Description of the task =>
Set down all the records below, word for word.

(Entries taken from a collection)

=-=-=

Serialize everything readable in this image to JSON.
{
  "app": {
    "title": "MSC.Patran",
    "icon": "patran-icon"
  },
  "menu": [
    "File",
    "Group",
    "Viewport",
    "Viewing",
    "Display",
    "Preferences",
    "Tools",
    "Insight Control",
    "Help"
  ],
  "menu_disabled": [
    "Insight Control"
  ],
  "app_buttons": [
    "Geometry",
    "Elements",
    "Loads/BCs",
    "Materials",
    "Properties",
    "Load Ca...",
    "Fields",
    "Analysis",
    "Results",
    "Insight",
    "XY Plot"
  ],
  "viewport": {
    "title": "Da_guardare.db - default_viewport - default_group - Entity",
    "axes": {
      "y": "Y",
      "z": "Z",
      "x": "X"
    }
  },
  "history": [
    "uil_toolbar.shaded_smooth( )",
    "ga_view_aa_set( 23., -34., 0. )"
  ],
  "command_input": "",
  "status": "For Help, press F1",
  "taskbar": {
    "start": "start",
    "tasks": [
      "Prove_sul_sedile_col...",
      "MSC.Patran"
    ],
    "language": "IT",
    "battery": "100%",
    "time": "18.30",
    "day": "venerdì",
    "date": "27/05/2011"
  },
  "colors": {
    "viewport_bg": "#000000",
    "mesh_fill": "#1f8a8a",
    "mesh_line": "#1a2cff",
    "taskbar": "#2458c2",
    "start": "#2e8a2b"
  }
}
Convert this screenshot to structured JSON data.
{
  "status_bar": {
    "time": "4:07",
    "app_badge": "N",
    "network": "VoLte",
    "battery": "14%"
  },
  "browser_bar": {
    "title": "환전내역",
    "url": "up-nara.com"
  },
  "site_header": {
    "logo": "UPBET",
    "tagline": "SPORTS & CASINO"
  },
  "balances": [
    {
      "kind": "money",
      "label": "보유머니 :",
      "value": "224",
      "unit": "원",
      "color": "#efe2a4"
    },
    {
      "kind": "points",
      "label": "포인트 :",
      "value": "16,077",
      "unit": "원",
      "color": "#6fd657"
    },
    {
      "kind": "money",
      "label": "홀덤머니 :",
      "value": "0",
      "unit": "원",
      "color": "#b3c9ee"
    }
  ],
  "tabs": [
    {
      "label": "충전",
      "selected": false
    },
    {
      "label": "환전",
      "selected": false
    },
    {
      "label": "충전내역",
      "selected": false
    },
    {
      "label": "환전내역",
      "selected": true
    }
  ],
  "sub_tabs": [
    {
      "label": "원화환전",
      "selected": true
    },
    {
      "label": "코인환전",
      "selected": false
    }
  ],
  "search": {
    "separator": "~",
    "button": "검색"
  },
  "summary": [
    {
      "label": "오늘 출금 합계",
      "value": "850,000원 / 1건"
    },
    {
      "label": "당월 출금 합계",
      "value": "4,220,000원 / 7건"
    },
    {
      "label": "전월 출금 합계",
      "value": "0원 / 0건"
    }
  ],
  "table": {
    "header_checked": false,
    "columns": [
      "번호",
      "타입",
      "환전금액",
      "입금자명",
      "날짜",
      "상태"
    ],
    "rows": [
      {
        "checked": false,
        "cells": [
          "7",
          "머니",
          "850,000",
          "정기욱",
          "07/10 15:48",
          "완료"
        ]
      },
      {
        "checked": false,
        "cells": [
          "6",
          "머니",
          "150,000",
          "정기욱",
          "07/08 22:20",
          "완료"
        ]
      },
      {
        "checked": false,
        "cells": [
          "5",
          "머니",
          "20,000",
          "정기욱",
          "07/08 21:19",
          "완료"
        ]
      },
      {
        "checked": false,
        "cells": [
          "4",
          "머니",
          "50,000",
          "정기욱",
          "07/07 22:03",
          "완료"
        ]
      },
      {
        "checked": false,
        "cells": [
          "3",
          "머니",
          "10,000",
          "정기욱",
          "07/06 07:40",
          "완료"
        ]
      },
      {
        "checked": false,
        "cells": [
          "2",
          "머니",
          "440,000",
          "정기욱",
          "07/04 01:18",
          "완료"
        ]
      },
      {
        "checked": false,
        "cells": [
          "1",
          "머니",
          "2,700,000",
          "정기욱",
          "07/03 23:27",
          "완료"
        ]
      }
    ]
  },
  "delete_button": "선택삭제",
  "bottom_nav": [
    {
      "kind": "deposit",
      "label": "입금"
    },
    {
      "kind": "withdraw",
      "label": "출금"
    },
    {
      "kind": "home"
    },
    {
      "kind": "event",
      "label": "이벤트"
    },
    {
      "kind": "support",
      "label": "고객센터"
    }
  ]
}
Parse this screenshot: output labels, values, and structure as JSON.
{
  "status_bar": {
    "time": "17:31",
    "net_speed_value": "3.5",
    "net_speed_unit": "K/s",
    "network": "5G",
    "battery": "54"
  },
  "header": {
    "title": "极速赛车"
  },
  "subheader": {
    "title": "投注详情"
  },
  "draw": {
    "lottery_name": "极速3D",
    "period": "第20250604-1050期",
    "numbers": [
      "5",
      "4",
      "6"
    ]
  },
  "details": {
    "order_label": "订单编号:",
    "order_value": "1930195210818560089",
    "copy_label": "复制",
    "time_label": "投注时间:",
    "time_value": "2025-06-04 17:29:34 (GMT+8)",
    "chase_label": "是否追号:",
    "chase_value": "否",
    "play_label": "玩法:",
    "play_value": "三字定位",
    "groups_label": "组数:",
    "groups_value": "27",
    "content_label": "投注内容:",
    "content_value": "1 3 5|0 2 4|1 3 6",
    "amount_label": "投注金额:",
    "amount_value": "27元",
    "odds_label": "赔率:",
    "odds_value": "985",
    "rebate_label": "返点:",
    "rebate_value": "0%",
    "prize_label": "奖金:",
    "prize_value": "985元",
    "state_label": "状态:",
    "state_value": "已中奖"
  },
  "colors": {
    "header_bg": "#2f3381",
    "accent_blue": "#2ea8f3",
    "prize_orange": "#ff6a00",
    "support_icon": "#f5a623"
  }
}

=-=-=

Answer space =>
Serialize everything readable in this image to JSON.
{
  "app": {
    "title": "MSC.Patran",
    "icon": "patran-icon"
  },
  "menu": [
    "File",
    "Group",
    "Viewport",
    "Viewing",
    "Display",
    "Preferences",
    "Tools",
    "Insight Control",
    "Help"
  ],
  "menu_disabled": [
    "Insight Control"
  ],
  "app_buttons": [
    "Geometry",
    "Elements",
    "Loads/BCs",
    "Materials",
    "Properties",
    "Load Ca...",
    "Fields",
    "Analysis",
    "Results",
    "Insight",
    "XY Plot"
  ],
  "viewport": {
    "title": "Da_guardare.db - default_viewport - default_group - Entity",
    "axes": {
      "y": "Y",
      "z": "Z",
      "x": "X"
    }
  },
  "history": [
    "uil_toolbar.shaded_smooth( )",
    "ga_view_aa_set( 23., -34., 0. )"
  ],
  "command_input": "",
  "status": "For Help, press F1",
  "taskbar": {
    "start": "start",
    "tasks": [
      "Prove_sul_sedile_col...",
      "MSC.Patran"
    ],
    "language": "IT",
    "battery": "100%",
    "time": "18.30",
    "day": "venerdì",
    "date": "27/05/2011"
  },
  "colors": {
    "viewport_bg": "#000000",
    "mesh_fill": "#1f8a8a",
    "mesh_line": "#1a2cff",
    "taskbar": "#2458c2",
    "start": "#2e8a2b"
  }
}
Convert this screenshot to structured JSON data.
{
  "status_bar": {
    "time": "4:07",
    "app_badge": "N",
    "network": "VoLte",
    "battery": "14%"
  },
  "browser_bar": {
    "title": "환전내역",
    "url": "up-nara.com"
  },
  "site_header": {
    "logo": "UPBET",
    "tagline": "SPORTS & CASINO"
  },
  "balances": [
    {
      "kind": "money",
      "label": "보유머니 :",
      "value": "224",
      "unit": "원",
      "color": "#efe2a4"
    },
    {
      "kind": "points",
      "label": "포인트 :",
      "value": "16,077",
      "unit": "원",
      "color": "#6fd657"
    },
    {
      "kind": "money",
      "label": "홀덤머니 :",
      "value": "0",
      "unit": "원",
      "color": "#b3c9ee"
    }
  ],
  "tabs": [
    {
      "label": "충전",
      "selected": false
    },
    {
      "label": "환전",
      "selected": false
    },
    {
      "label": "충전내역",
      "selected": false
    },
    {
      "label": "환전내역",
      "selected": true
    }
  ],
  "sub_tabs": [
    {
      "label": "원화환전",
      "selected": true
    },
    {
      "label": "코인환전",
      "selected": false
    }
  ],
  "search": {
    "separator": "~",
    "button": "검색"
  },
  "summary": [
    {
      "label": "오늘 출금 합계",
      "value": "850,000원 / 1건"
    },
    {
      "label": "당월 출금 합계",
      "value": "4,220,000원 / 7건"
    },
    {
      "label": "전월 출금 합계",
      "value": "0원 / 0건"
    }
  ],
  "table": {
    "header_checked": false,
    "columns": [
      "번호",
      "타입",
      "환전금액",
      "입금자명",
      "날짜",
      "상태"
    ],
    "rows": [
      {
        "checked": false,
        "cells": [
          "7",
          "머니",
          "850,000",
          "정기욱",
          "07/10 15:48",
          "완료"
        ]
      },
      {
        "checked": false,
        "cells": [
          "6",
          "머니",
          "150,000",
          "정기욱",
          "07/08 22:20",
          "완료"
        ]
      },
      {
        "checked": false,
        "cells": [
          "5",
          "머니",
          "20,000",
          "정기욱",
          "07/08 21:19",
          "완료"
        ]
      },
      {
        "checked": false,
        "cells": [
          "4",
          "머니",
          "50,000",
          "정기욱",
          "07/07 22:03",
          "완료"
        ]
      },
      {
        "checked": false,
        "cells": [
          "3",
          "머니",
          "10,000",
          "정기욱",
          "07/06 07:40",
          "완료"
        ]
      },
      {
        "checked": false,
        "cells": [
          "2",
          "머니",
          "440,000",
          "정기욱",
          "07/04 01:18",
          "완료"
        ]
      },
      {
        "checked": false,
        "cells": [
          "1",
          "머니",
          "2,700,000",
          "정기욱",
          "07/03 23:27",
          "완료"
        ]
      }
    ]
  },
  "delete_button": "선택삭제",
  "bottom_nav": [
    {
      "kind": "deposit",
      "label": "입금"
    },
    {
      "kind": "withdraw",
      "label": "출금"
    },
    {
      "kind": "home"
    },
    {
      "kind": "event",
      "label": "이벤트"
    },
    {
      "kind": "support",
      "label": "고객센터"
    }
  ]
}
Parse this screenshot: output labels, values, and structure as JSON.
{
  "status_bar": {
    "time": "17:31",
    "net_speed_value": "3.5",
    "net_speed_unit": "K/s",
    "network": "5G",
    "battery": "54"
  },
  "header": {
    "title": "极速赛车"
  },
  "subheader": {
    "title": "投注详情"
  },
  "draw": {
    "lottery_name": "极速3D",
    "period": "第20250604-1050期",
    "numbers": [
      "5",
      "4",
      "6"
    ]
  },
  "details": {
    "order_label": "订单编号:",
    "order_value": "1930195210818560089",
    "copy_label": "复制",
    "time_label": "投注时间:",
    "time_value": "2025-06-04 17:29:34 (GMT+8)",
    "chase_label": "是否追号:",
    "chase_value": "否",
    "play_label": "玩法:",
    "play_value": "三字定位",
    "groups_label": "组数:",
    "groups_value": "27",
    "content_label": "投注内容:",
    "content_value": "1 3 5|0 2 4|1 3 6",
    "amount_label": "投注金额:",
    "amount_value": "27元",
    "odds_label": "赔率:",
    "odds_value": "985",
    "rebate_label": "返点:",
    "rebate_value": "0%",
    "prize_label": "奖金:",
    "prize_value": "985元",
    "state_label": "状态:",
    "state_value": "已中奖"
  },
  "colors": {
    "header_bg": "#2f3381",
    "accent_blue": "#2ea8f3",
    "prize_orange": "#ff6a00",
    "support_icon": "#f5a623"
  }
}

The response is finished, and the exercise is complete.